Locate the word "camping" in the material, then show every line that holds it.

RECORDS SUPPLIED
───

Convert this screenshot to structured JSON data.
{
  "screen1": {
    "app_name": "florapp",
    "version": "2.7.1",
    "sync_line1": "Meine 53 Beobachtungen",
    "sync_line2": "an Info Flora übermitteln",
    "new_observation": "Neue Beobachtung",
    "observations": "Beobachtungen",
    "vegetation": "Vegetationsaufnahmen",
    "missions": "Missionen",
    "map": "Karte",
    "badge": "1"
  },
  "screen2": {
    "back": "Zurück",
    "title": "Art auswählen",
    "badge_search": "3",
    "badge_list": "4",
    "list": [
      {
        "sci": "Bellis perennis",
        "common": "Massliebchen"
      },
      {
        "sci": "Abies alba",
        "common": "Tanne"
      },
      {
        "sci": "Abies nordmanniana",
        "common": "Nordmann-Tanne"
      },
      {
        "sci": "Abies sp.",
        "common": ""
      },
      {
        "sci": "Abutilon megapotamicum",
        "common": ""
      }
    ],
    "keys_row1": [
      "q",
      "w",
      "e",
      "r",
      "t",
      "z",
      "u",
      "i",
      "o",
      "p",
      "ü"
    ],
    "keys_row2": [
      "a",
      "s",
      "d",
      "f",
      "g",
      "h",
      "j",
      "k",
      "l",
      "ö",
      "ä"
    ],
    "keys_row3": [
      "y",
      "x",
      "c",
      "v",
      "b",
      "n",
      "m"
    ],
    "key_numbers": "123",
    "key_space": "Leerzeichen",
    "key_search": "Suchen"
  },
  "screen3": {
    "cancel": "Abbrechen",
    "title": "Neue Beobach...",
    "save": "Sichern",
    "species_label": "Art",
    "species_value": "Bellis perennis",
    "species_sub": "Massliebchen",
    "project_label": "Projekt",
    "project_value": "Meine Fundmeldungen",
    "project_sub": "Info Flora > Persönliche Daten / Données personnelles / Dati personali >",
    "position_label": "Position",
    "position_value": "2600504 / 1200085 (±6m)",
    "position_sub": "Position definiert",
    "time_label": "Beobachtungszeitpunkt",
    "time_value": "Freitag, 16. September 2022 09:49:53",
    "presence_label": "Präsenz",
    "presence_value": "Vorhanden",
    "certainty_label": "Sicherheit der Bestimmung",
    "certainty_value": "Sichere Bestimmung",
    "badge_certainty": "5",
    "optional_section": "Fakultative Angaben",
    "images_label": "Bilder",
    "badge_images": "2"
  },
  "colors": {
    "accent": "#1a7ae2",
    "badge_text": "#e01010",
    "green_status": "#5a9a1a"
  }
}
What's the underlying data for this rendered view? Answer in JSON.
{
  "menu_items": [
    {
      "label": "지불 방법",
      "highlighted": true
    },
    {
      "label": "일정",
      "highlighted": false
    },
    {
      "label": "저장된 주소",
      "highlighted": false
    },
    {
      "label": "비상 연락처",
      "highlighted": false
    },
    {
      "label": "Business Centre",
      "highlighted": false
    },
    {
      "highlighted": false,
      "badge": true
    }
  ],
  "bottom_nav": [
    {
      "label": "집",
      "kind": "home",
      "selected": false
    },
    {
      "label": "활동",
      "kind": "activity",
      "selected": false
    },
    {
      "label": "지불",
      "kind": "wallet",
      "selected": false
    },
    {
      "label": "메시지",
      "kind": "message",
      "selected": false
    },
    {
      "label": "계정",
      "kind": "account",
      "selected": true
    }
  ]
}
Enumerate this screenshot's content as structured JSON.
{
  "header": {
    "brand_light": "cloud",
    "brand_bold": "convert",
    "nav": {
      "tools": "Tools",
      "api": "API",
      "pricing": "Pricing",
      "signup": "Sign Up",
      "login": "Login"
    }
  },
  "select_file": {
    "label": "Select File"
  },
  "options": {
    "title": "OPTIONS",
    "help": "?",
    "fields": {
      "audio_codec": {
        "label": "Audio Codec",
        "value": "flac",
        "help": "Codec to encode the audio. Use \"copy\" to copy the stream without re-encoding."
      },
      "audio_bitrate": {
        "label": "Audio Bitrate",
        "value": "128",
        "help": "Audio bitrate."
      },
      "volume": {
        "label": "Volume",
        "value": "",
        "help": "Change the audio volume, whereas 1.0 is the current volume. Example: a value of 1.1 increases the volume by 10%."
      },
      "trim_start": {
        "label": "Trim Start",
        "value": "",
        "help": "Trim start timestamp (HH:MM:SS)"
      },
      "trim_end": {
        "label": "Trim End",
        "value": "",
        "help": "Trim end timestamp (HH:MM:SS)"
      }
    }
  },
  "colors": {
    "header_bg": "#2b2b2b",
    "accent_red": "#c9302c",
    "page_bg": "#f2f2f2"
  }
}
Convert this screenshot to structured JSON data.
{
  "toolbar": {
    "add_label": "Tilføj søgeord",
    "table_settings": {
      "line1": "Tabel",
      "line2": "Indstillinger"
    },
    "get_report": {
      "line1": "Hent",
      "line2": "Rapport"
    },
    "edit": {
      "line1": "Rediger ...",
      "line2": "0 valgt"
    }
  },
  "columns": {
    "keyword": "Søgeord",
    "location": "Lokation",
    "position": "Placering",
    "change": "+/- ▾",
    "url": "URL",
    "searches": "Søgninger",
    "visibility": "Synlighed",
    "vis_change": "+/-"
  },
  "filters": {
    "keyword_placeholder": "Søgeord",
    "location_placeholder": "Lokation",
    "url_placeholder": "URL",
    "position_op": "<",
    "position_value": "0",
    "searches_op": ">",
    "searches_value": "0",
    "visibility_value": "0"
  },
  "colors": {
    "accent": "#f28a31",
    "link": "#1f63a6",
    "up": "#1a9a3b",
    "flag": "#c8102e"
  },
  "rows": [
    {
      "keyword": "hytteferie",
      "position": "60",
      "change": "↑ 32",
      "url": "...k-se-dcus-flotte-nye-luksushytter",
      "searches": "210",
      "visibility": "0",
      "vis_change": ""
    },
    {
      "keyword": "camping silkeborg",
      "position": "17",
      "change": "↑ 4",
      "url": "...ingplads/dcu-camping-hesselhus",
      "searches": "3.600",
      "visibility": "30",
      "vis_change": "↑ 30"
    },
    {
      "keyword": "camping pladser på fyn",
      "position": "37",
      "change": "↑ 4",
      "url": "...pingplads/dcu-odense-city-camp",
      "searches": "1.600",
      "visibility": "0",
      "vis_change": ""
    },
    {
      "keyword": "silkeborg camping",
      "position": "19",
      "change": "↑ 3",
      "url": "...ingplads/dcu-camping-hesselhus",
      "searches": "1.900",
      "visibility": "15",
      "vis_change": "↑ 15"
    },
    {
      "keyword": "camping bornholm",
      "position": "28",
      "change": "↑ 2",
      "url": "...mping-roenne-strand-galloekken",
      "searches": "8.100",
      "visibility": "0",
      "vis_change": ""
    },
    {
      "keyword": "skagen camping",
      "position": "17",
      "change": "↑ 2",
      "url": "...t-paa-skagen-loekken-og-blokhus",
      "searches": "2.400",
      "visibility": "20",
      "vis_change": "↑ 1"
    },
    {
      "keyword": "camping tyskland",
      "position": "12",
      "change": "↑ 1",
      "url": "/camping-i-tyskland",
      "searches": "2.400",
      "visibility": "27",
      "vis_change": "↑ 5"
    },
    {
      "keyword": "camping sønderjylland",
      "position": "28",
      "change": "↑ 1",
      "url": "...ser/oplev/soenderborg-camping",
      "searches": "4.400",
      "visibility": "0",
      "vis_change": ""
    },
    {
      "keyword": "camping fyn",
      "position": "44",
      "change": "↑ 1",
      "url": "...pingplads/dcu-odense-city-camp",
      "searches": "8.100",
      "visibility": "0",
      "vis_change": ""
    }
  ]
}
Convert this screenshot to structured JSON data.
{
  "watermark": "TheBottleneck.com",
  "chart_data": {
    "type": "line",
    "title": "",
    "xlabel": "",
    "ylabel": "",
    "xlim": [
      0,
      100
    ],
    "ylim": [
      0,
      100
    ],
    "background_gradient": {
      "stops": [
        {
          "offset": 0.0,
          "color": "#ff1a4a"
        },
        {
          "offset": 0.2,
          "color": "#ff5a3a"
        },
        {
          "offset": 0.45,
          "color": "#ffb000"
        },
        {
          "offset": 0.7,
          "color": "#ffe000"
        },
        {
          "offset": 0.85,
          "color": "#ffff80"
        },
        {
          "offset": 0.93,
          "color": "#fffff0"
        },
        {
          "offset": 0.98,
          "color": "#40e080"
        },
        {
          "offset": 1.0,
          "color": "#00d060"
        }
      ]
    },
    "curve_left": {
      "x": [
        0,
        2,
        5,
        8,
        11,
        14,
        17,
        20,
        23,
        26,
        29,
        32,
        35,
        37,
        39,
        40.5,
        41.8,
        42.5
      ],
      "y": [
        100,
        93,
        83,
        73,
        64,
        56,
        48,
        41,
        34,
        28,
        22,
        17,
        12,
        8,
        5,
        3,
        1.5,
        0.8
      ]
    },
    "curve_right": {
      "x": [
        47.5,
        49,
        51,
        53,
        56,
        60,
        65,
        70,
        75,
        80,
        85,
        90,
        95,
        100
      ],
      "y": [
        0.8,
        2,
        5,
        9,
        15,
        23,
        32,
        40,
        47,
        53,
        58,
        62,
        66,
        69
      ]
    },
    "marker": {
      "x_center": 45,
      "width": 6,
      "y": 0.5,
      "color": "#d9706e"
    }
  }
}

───

EXERCISE ANSWER
      "keyword": "camping silkeborg",
      "url": "...ingplads/dcu-camping-hesselhus",
      "keyword": "camping pladser på fyn",
      "keyword": "silkeborg camping",
      "url": "...ingplads/dcu-camping-hesselhus",
      "keyword": "camping bornholm",
      "keyword": "skagen camping",
      "keyword": "camping tyskland",
      "url": "/camping-i-tyskland",
      "keyword": "camping sønderjylland",
      "url": "...ser/oplev/soenderborg-camping",
      "keyword": "camping fyn",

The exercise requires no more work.